I don’t begrudge Lost its efforts at such development, as the show’s ensemble keeps it from becoming a nerdfest of mythology and endless twists. Some of the best Season Two moments centered on new characters: members of the downed plane’s tail section, including the standoffish ex-cop Ana Lucia (Michelle Rodriguez) and the powerful Mr. Eko (Adewale Akinnuoye-Agbaje), the repentant drug-dealer masquerading as a priest. Eko remained effectively mysterious even with the backstory overload, and the widely hated Ana Lucia at least provoked reactions.

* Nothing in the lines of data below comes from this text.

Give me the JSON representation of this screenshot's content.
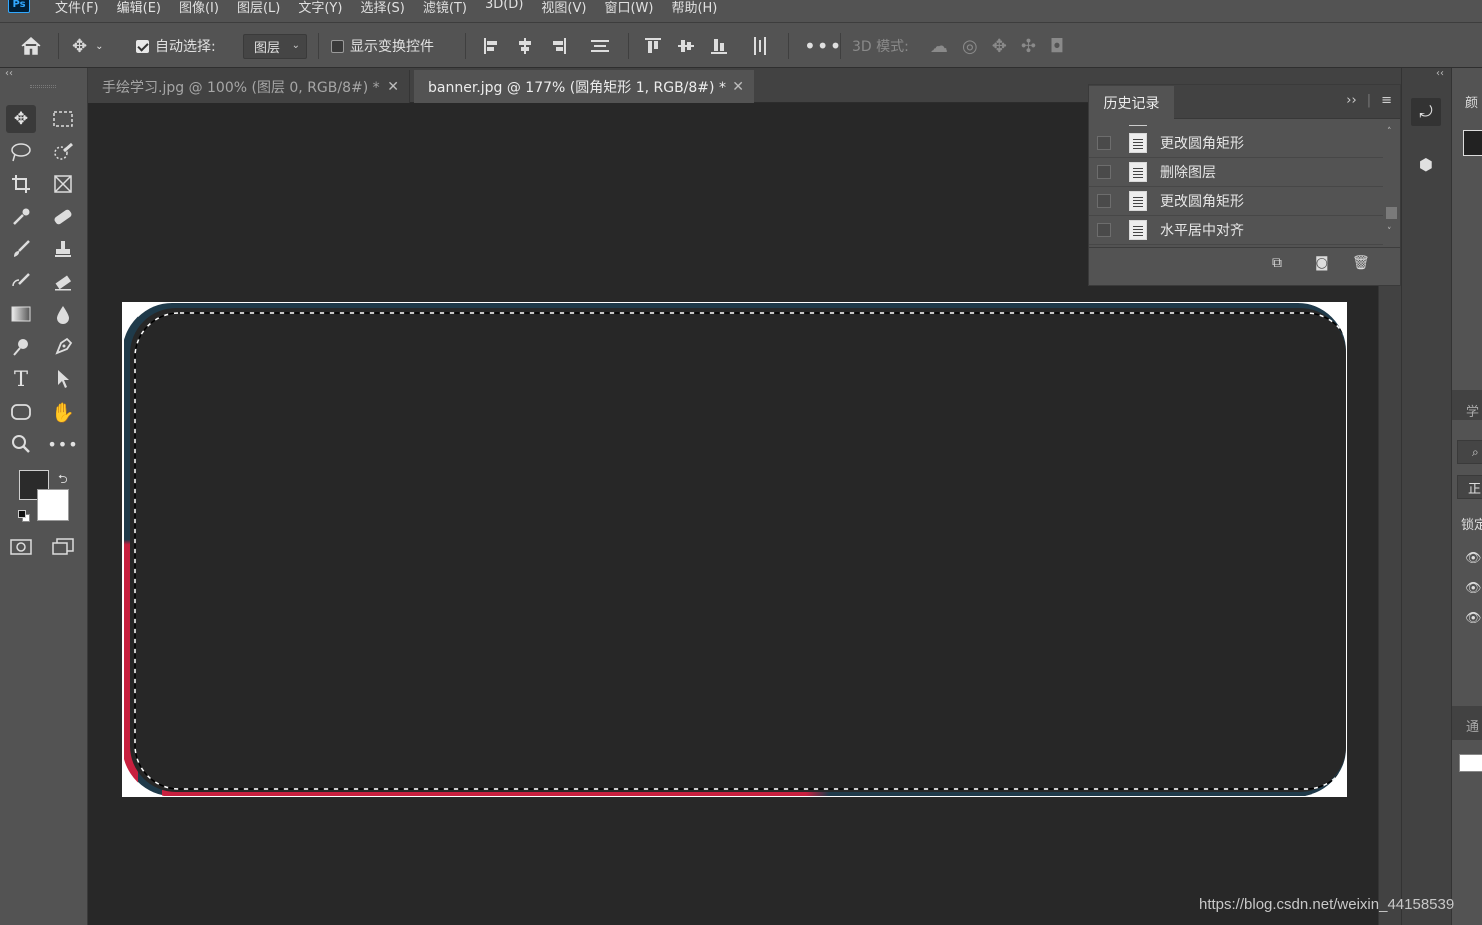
{
  "app": {
    "logo": "Ps"
  },
  "menu": [
    "文件(F)",
    "编辑(E)",
    "图像(I)",
    "图层(L)",
    "文字(Y)",
    "选择(S)",
    "滤镜(T)",
    "3D(D)",
    "视图(V)",
    "窗口(W)",
    "帮助(H)"
  ],
  "options": {
    "auto_select_label": "自动选择:",
    "auto_select_checked": true,
    "auto_select_target": "图层",
    "show_transform_label": "显示变换控件",
    "show_transform_checked": false,
    "three_d_mode_label": "3D 模式:"
  },
  "tabs": [
    {
      "label": "手绘学习.jpg @ 100% (图层 0, RGB/8#) *",
      "active": false
    },
    {
      "label": "banner.jpg @ 177% (圆角矩形 1, RGB/8#) *",
      "active": true
    }
  ],
  "history": {
    "title": "历史记录",
    "items": [
      "更改圆角矩形",
      "删除图层",
      "更改圆角矩形",
      "水平居中对齐"
    ]
  },
  "right_panel": {
    "labels": [
      "颜",
      "学",
      "正",
      "锁定",
      "通"
    ]
  },
  "colors": {
    "foreground": "#2b2b2b",
    "background": "#ffffff",
    "stroke_top": "#1f3a4a",
    "stroke_bottom_left": "#c8203f"
  },
  "watermark": "https://blog.csdn.net/weixin_44158539"
}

And so they provided a contrast with the sentimentality embodied by Michael and Jin, which evinced Lost‘s tendency to press the tiresome “sympathy” button too often, undermining its seeming innovation in other areas. And on a show where supposedly anything can happen, the much-touted regular character deaths were in fact predictable. Of this season’s three major deaths, two were late additions (Ana Lucia and Libby) and the other, Shannon (Maggie Grace), was an obvious choice. When her stepbrother Boone (Ian Somerhalder) bought it she followed suit. Sure enough, Shannon exited in “Abandoned” (2.6). Each exit was preceded what has become Lost‘s death “tell”: flashbacks that revealed formerly unseen sympathy, such as Shannon’s crushed dreams in “Abandoned” and Ana Lucia’s guilt over her vigilante revenge killing in “Two for the Road” (2.19).

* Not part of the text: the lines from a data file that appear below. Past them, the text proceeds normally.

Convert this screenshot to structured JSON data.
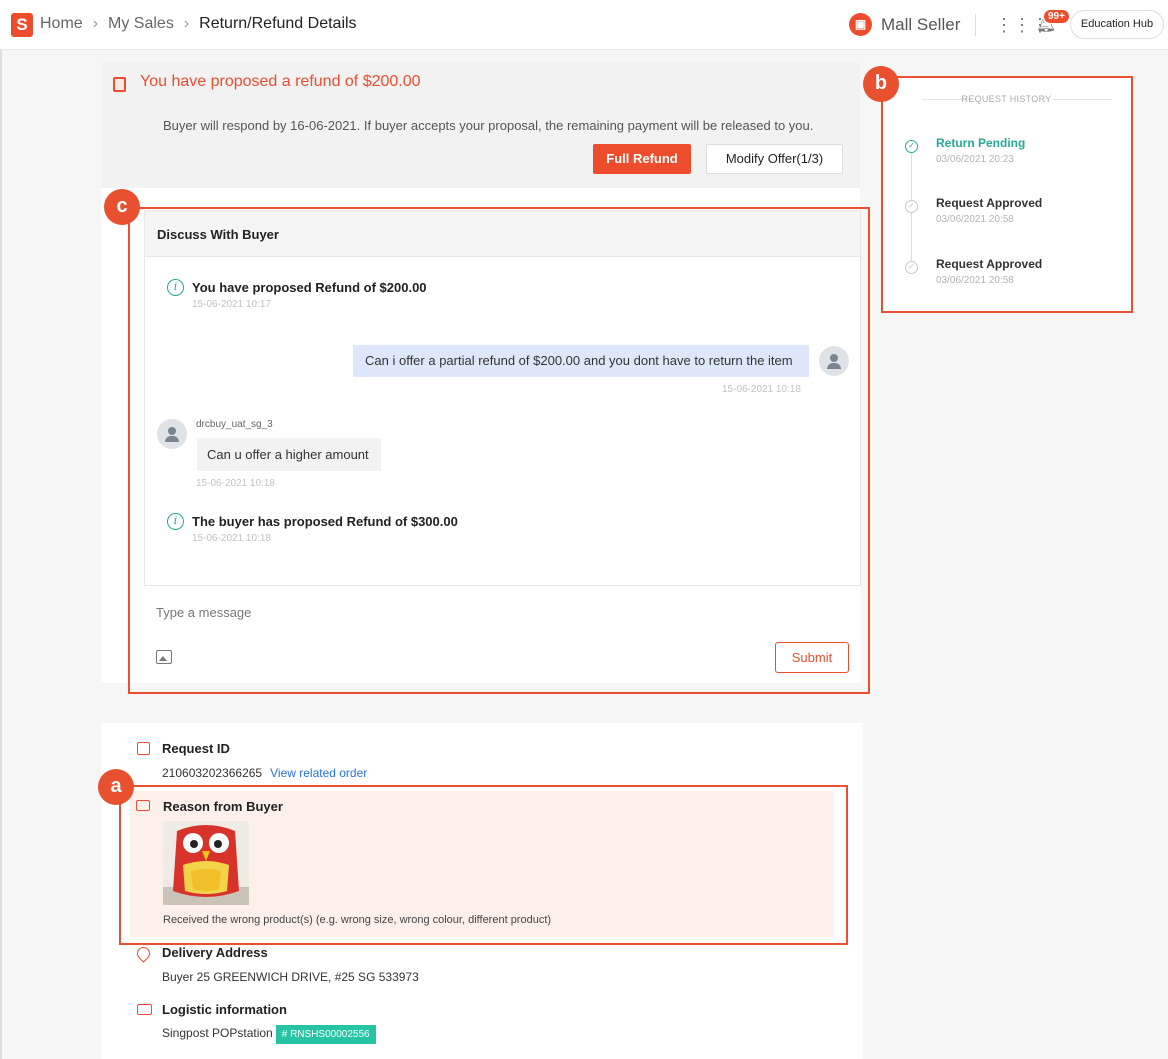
{
  "topbar": {
    "logo_text": "S",
    "breadcrumb": [
      "Home",
      "My Sales",
      "Return/Refund Details"
    ],
    "seller_label": "Mall Seller",
    "notification_badge": "99+",
    "education_hub": "Education Hub"
  },
  "proposal": {
    "title": "You have proposed a refund of $200.00",
    "description": "Buyer will respond by 16-06-2021. If buyer accepts your proposal, the remaining payment will be released to you.",
    "full_refund_label": "Full Refund",
    "modify_offer_label": "Modify Offer(1/3)"
  },
  "annotations": {
    "a": "a",
    "b": "b",
    "c": "c"
  },
  "chat": {
    "header": "Discuss With Buyer",
    "messages": [
      {
        "type": "system",
        "text": "You have proposed Refund of $200.00",
        "time": "15-06-2021 10:17"
      },
      {
        "type": "seller",
        "text": "Can i offer a partial refund of $200.00 and you dont have to return the item",
        "time": "15-06-2021 10:18"
      },
      {
        "type": "buyer",
        "sender": "drcbuy_uat_sg_3",
        "text": "Can u offer a higher amount",
        "time": "15-06-2021 10:18"
      },
      {
        "type": "system",
        "text": "The buyer has proposed Refund of $300.00",
        "time": "15-06-2021 10:18"
      }
    ],
    "input_placeholder": "Type a message",
    "submit_label": "Submit"
  },
  "history": {
    "title": "REQUEST HISTORY",
    "items": [
      {
        "status": "Return Pending",
        "time": "03/06/2021 20:23",
        "active": true
      },
      {
        "status": "Request Approved",
        "time": "03/06/2021 20:58",
        "active": false
      },
      {
        "status": "Request Approved",
        "time": "03/06/2021 20:58",
        "active": false
      }
    ]
  },
  "details": {
    "request_id_label": "Request ID",
    "request_id": "210603202366265",
    "view_order_link": "View related order",
    "reason_label": "Reason from Buyer",
    "reason_text": "Received the wrong product(s) (e.g. wrong size, wrong colour, different product)",
    "delivery_label": "Delivery Address",
    "delivery_address": "Buyer 25 GREENWICH DRIVE, #25 SG 533973",
    "logistic_label": "Logistic information",
    "logistic_provider": "Singpost POPstation",
    "tracking_number": "# RNSHS00002556"
  },
  "colors": {
    "brand": "#ee4d2d",
    "teal": "#26aa99",
    "annotation": "#e8502f",
    "seller_bubble": "#dfe8fb",
    "link": "#2673dd"
  }
}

Still, the how, why, and utter suddenness of Ana Lucia and Libby’s departures comprised one of the season’s best shocks. Michael, usually so dull, pulled the trigger as part of a deal with the Others to get Walt back. In that split second, we learned more about him than any flashbacks concerning child-custody lawyers.
The show also proved it could do right by the kind of slow-burning question that often frustrates fans, in the person of Henry Gale (Michael Emerson). Captured by the castaways, he pleaded for his life in the face of great suspicion before, at last, he turned out to be one of the Others. Gale’s twitchy line-walking revealed that Lost can showcase individual characters through revelations about their character, not reiterations of previous, obvious points.

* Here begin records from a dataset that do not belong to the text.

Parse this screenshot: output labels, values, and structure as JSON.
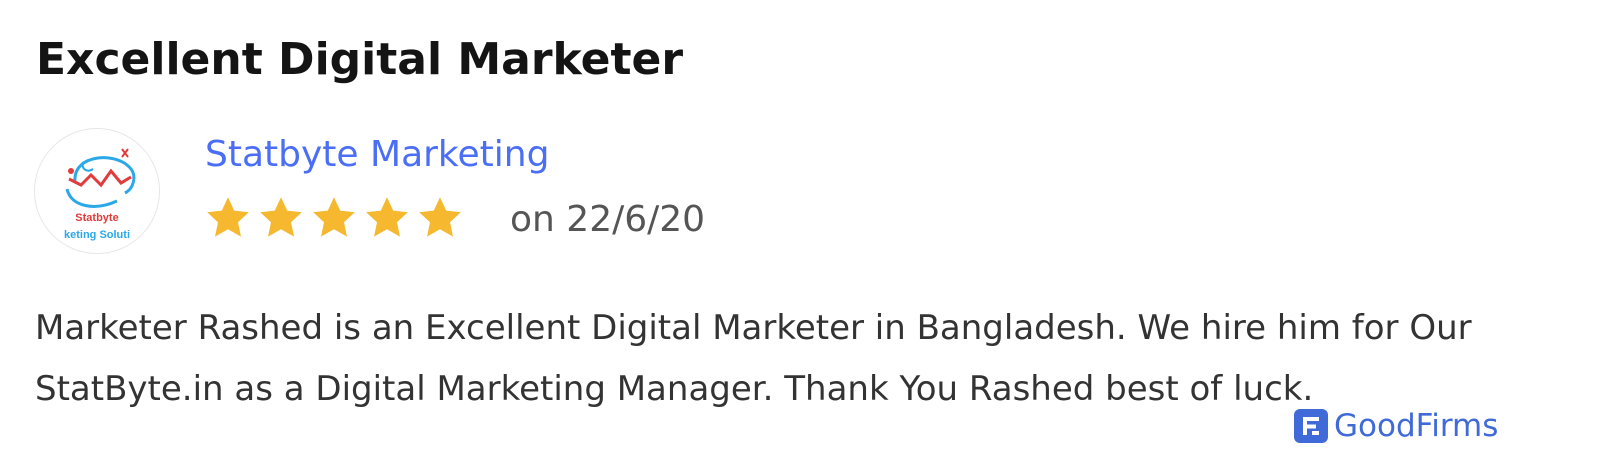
{
  "review": {
    "title": "Excellent Digital Marketer",
    "reviewer_name": "Statbyte Marketing",
    "rating": 5,
    "rating_max": 5,
    "date_text": "on 22/6/20",
    "body": "Marketer Rashed is an Excellent Digital Marketer in Bangladesh. We hire him for Our StatByte.in as a Digital Marketing Manager. Thank You Rashed best of luck."
  },
  "avatar": {
    "icon": "statbyte-logo",
    "logo_text": [
      "Statbyte",
      "keting Soluti"
    ],
    "colors": {
      "red": "#e23b3b",
      "blue": "#2aa8e8"
    }
  },
  "source": {
    "icon": "goodfirms-logo-icon",
    "name": "GoodFirms"
  },
  "colors": {
    "title": "#141414",
    "reviewer_link": "#4a6ef5",
    "star": "#f5b82e",
    "date": "#555555",
    "body_text": "#333333",
    "source": "#3f6ad8"
  }
}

The busy two-hour season finale, “Live Together, Die Alone” (2.22), to its credit, had more moments in the “revelation” column than the “obvious and repetitive” column. Desmond (Henry Ian Cusack), the aforementioned man from the hatch, turned out to have a great lost love, but this twist didn’t color his every move thereafter. At least not yet; hopefully we will be spared a Season Three episode wherein more Desmond flashbacks explain that everything he does, he does for his woman.
Of course, Lost can’t please everyone, myself included. Some fans doubtless love even the most obvious flashbacks, just as others may have wanted Jack to kiss Kate (Evangeline Lilly) again, and still another faction rooted for Sawyer (Josh Holloway) to make a move. Huge ensemble plus huge fan base equals huge divisions over what direction is the “right” one.
And so it is less continuity than inconsistency that makes Lost work. Some of its suspense comes not from the plot twists (which combine shock and predictability), but from the actual episode-to-episode quality levels: will each episode be good or not? It’s a weekly nail-biter. Lost takes risks, it’s an ambitious (and decidedly non-procedural) one-hour drama. It survives because its mix of fantasy and mystery, character development and plot twists, predictability and sharp twists—in short, its mix of cleverness and crap—is like nothing else like it on TV.